Indigenous Women 1840s
In Eyre’s Manners and Customs 1845 he noticed that child marriage in Aboriginal culture and the promising of young girls to old men helped to keep women subservient:
The females, especially the young ones, are kept principally among the old men, who barter away their daughters, sisters, or nieces, in exchange for wives for themselves or their sons…. Female children are betrothed usually from early infancy, and such arrangements are usually adhered to.
He was saddened at finding how seldom there were bonds of love between husbands and wives.
But little real affection consequently exists between husbands and wives, and young men value a wife principally for her services as a slave. In fact, when asked why they are anxious to obtain wives, their usual reply is that they may get wood, water, and food for them, and carry whatever property they possess.
In 1842 the wife of a native in Adelaide, a girl about eighteen, was confined and recovered slowly. Before she was well, the tribe removed from the locality and the husband preferred accompanying them. He left his wife to die instead of remaining to attend upon her and administer to her wants. When the natives were gone, the girl was removed to the mission station, to receive medical attendance, but eventually died….
When wives are from thirty-five to forty years of age, they are frequently cast off by the husbands, or are given to the younger men in exchange for their sisters or near relatives, if such are at their disposal.
Eyre fingered powerful cultural practices as enforcing a degrading lifestyle upon women.
“Customs regulate all things: the acquisition and disposal of wives, the treatment of women…. the fear of sorcery or witchcraft if they transgress the orders of the elders or break through the ordinances that have been imposed upon them, and many other similar influences.”
However, he by no means saw only negatives for Aboriginal women. Eyre was the first to record in any detail the vital input of women to Aboriginal culture and everyday living. Very few followed his example for many years, for some unknown reason. Perhaps Eyre was different in that he spent much time in the company of indigenous people who were living their bush lives.
Eyre commended their good humour and kindness. He noted a great deal of camaraderie between the women and liked the fun games they played with their children. He admired their skilful tattooing of young girls as part of the initiation into womanhood. Their facile fingers and intelligence also enabled them to make items required by the family, including clothes, striped baskets, mats and dilly bags. They gathered fruits and vegetable produce, occasionally helped in the hunt by driving game or fowl into traps, and captured a great variety of fish and fowl that were cooked each in its own specialised fashion.
They also played a significant role in tribal dances and the ceremonies performed when encountering another group.
Furthermore, on meeting other tribes, “females engage in a narration of family occurrences, such as births of children, marriages, deaths, etc., not omitting a sprinkling of gossip and scandal, from which even these ebony sisters of a fairer race are not altogether exempt.” As in most cultures of the world, the women became the keepers of the family traditions.
Eyre hoped for meaningful debate to develop between Aborigines and colonials, but foresaw problems with finding representative indigenous leaders. There were no kings and queens of Aboriginal tribes.

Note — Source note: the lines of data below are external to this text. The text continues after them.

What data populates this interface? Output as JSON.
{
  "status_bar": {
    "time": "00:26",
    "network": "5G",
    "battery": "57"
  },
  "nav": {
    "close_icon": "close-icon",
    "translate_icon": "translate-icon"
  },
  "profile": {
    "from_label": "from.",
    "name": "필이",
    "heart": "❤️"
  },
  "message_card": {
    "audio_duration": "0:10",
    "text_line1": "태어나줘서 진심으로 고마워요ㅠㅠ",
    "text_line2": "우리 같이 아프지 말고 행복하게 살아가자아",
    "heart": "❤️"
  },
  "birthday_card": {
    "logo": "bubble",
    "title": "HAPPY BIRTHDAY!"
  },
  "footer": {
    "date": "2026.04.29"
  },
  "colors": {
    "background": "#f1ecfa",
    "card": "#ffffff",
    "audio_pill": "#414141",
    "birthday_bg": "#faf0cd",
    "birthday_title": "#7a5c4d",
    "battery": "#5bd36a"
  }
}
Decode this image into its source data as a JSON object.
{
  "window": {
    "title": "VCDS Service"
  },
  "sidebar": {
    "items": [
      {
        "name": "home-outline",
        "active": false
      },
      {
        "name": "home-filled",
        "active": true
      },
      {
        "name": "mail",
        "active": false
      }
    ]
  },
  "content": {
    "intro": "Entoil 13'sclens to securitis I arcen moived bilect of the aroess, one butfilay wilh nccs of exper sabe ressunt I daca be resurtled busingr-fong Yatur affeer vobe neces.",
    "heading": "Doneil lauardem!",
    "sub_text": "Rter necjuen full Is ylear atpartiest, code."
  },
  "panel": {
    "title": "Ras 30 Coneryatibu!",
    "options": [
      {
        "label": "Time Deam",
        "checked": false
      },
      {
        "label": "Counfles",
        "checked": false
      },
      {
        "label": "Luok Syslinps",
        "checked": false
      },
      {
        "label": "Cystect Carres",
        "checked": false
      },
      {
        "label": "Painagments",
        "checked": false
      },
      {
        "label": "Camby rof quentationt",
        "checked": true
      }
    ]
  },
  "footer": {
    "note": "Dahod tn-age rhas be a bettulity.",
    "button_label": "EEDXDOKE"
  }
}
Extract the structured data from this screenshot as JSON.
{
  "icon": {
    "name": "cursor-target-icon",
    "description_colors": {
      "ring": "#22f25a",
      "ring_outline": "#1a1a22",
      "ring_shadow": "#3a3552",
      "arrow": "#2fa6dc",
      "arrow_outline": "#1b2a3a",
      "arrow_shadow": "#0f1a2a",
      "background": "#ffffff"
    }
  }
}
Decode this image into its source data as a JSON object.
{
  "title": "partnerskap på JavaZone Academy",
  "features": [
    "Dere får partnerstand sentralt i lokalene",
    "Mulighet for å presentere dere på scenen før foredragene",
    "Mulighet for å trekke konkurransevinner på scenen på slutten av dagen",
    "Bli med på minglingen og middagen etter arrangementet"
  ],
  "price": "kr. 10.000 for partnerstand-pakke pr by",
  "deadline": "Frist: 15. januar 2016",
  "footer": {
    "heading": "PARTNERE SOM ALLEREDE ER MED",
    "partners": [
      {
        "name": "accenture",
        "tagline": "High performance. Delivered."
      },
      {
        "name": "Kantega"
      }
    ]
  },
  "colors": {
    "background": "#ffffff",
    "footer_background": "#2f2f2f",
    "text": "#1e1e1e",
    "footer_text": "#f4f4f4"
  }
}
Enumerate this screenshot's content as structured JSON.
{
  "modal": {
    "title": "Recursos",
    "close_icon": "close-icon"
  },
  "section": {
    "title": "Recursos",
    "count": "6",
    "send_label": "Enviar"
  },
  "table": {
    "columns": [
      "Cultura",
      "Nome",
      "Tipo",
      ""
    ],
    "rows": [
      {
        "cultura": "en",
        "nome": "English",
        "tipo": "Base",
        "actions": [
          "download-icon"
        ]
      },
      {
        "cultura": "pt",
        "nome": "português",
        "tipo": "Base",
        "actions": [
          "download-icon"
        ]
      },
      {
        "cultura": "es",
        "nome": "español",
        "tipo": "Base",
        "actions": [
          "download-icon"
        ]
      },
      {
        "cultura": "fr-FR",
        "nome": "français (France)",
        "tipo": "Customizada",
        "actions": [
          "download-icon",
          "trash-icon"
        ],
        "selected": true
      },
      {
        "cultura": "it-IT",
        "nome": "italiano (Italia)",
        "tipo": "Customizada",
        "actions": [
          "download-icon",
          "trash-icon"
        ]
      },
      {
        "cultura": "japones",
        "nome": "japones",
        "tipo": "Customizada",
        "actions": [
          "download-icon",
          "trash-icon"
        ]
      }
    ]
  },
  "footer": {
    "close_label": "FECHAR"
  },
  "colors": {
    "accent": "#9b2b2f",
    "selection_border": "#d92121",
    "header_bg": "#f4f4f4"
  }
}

Another difficulty Eyre recognised was that Aborigines were not a unified grouping but instead a plethora of different tribes, languages and beliefs. Could representative leadership emerge that would be accepted by all indigenous people as speaking for them?
He had watched tribal debates where there was complete freedom for any man to stand and speak his mind, or even to harangue the tribe until exhausted. At the end of the discussions, each man decided for himself what path to pursue and commanded his household to follow him. This rugged male individualism had advantages but not when it came to undertaking community action for the common good. And even today it can be difficult to find a community consensus that all male Aborigines will respect and keep.
Women were not traditionally tribal leaders, but older women were held in higher regard within the cultural structure, which provided them with a platform for future leadership. Because the community approach of women accords more readily with modern leadership than male independence does, many fine women elders and leaders have arisen in more recent years.
Male individualism also generates difficulties when men are required to live under a system of law.